"""

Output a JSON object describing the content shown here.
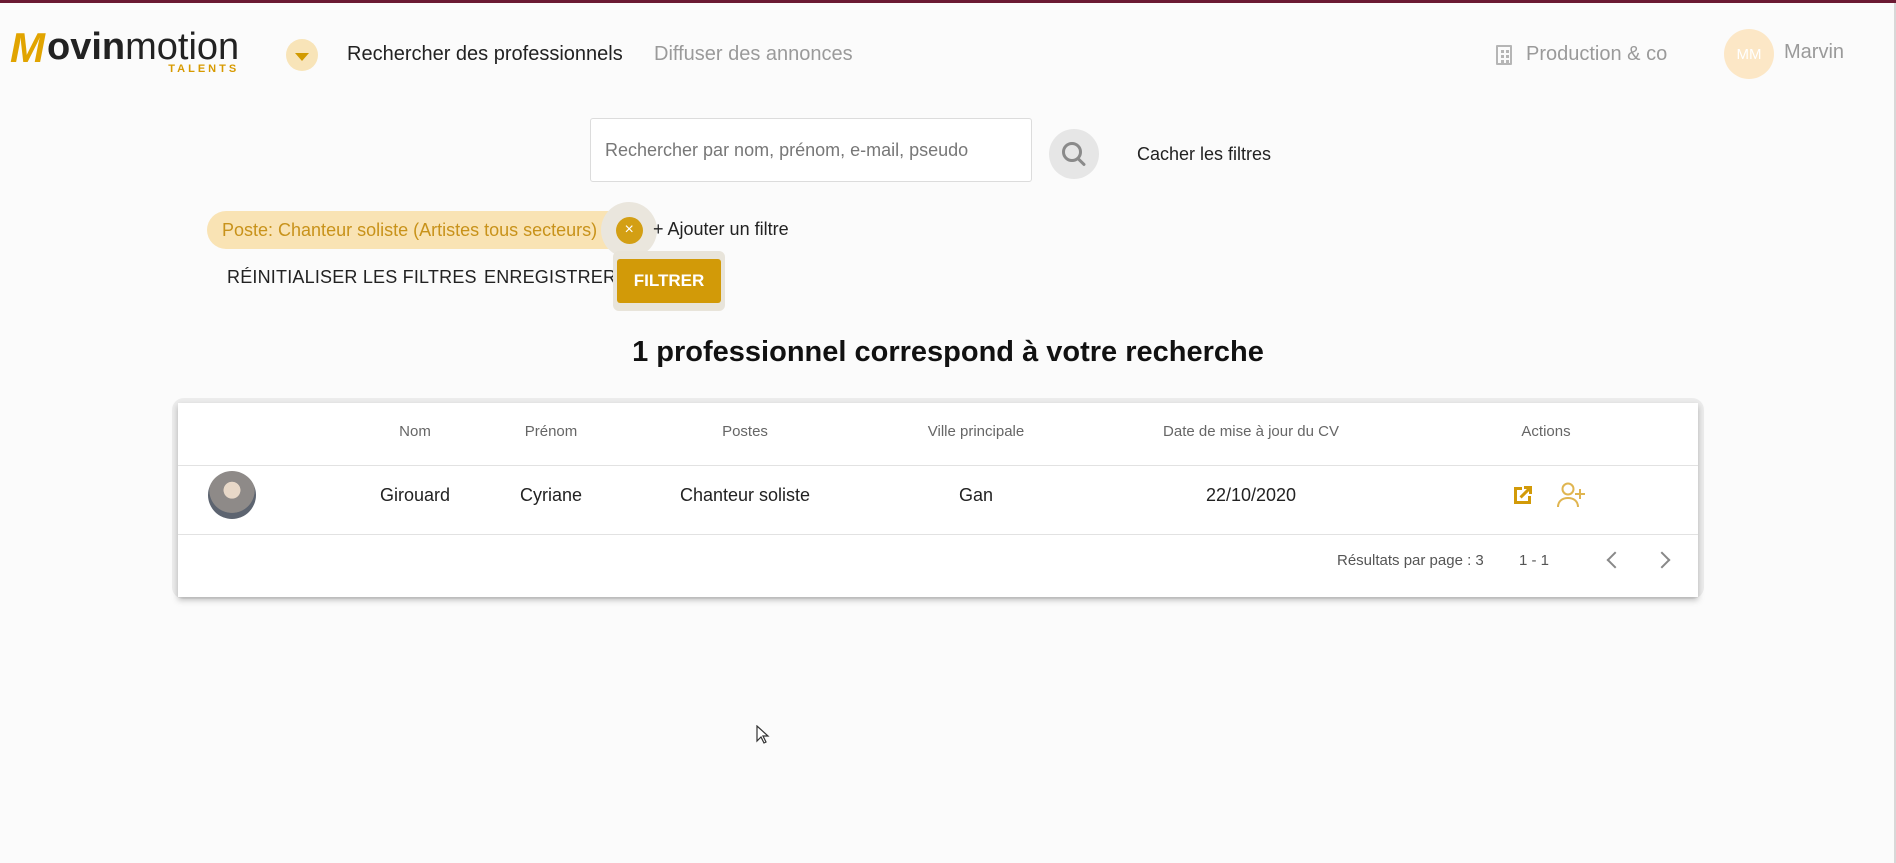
{
  "header": {
    "logo": {
      "mark": "M",
      "word_bold": "ovin",
      "word_light": "motion",
      "sub": "TALENTS"
    },
    "nav": {
      "search_professionals": "Rechercher des professionnels",
      "post_ads": "Diffuser des annonces"
    },
    "company": "Production & co",
    "user": {
      "initials": "MM",
      "name": "Marvin"
    }
  },
  "search": {
    "placeholder": "Rechercher par nom, prénom, e-mail, pseudo",
    "value": "",
    "hide_filters": "Cacher les filtres"
  },
  "filters": {
    "active_chip": "Poste: Chanteur soliste (Artistes tous secteurs)",
    "chip_close": "×",
    "add_filter": "+ Ajouter un filtre",
    "reset": "RÉINITIALISER LES FILTRES",
    "save": "ENREGISTRER",
    "apply": "FILTRER"
  },
  "results": {
    "title": "1 professionnel correspond à votre recherche",
    "columns": [
      "Nom",
      "Prénom",
      "Postes",
      "Ville principale",
      "Date de mise à jour du CV",
      "Actions"
    ],
    "rows": [
      {
        "nom": "Girouard",
        "prenom": "Cyriane",
        "poste": "Chanteur soliste",
        "ville": "Gan",
        "date_cv": "22/10/2020"
      }
    ],
    "pagination": {
      "per_page_label": "Résultats par page : 3",
      "range": "1 - 1"
    }
  },
  "colors": {
    "accent": "#d29a08",
    "chip_bg": "#f9e3b4",
    "top_border": "#6b1a33"
  }
}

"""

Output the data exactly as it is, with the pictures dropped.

Output a JSON object describing the content shown here.
{
  "header": {
    "logo": {
      "mark": "M",
      "word_bold": "ovin",
      "word_light": "motion",
      "sub": "TALENTS"
    },
    "nav": {
      "search_professionals": "Rechercher des professionnels",
      "post_ads": "Diffuser des annonces"
    },
    "company": "Production & co",
    "user": {
      "initials": "MM",
      "name": "Marvin"
    }
  },
  "search": {
    "placeholder": "Rechercher par nom, prénom, e-mail, pseudo",
    "value": "",
    "hide_filters": "Cacher les filtres"
  },
  "filters": {
    "active_chip": "Poste: Chanteur soliste (Artistes tous secteurs)",
    "chip_close": "×",
    "add_filter": "+ Ajouter un filtre",
    "reset": "RÉINITIALISER LES FILTRES",
    "save": "ENREGISTRER",
    "apply": "FILTRER"
  },
  "results": {
    "title": "1 professionnel correspond à votre recherche",
    "columns": [
      "Nom",
      "Prénom",
      "Postes",
      "Ville principale",
      "Date de mise à jour du CV",
      "Actions"
    ],
    "rows": [
      {
        "nom": "Girouard",
        "prenom": "Cyriane",
        "poste": "Chanteur soliste",
        "ville": "Gan",
        "date_cv": "22/10/2020"
      }
    ],
    "pagination": {
      "per_page_label": "Résultats par page : 3",
      "range": "1 - 1"
    }
  },
  "colors": {
    "accent": "#d29a08",
    "chip_bg": "#f9e3b4",
    "top_border": "#6b1a33"
  }
}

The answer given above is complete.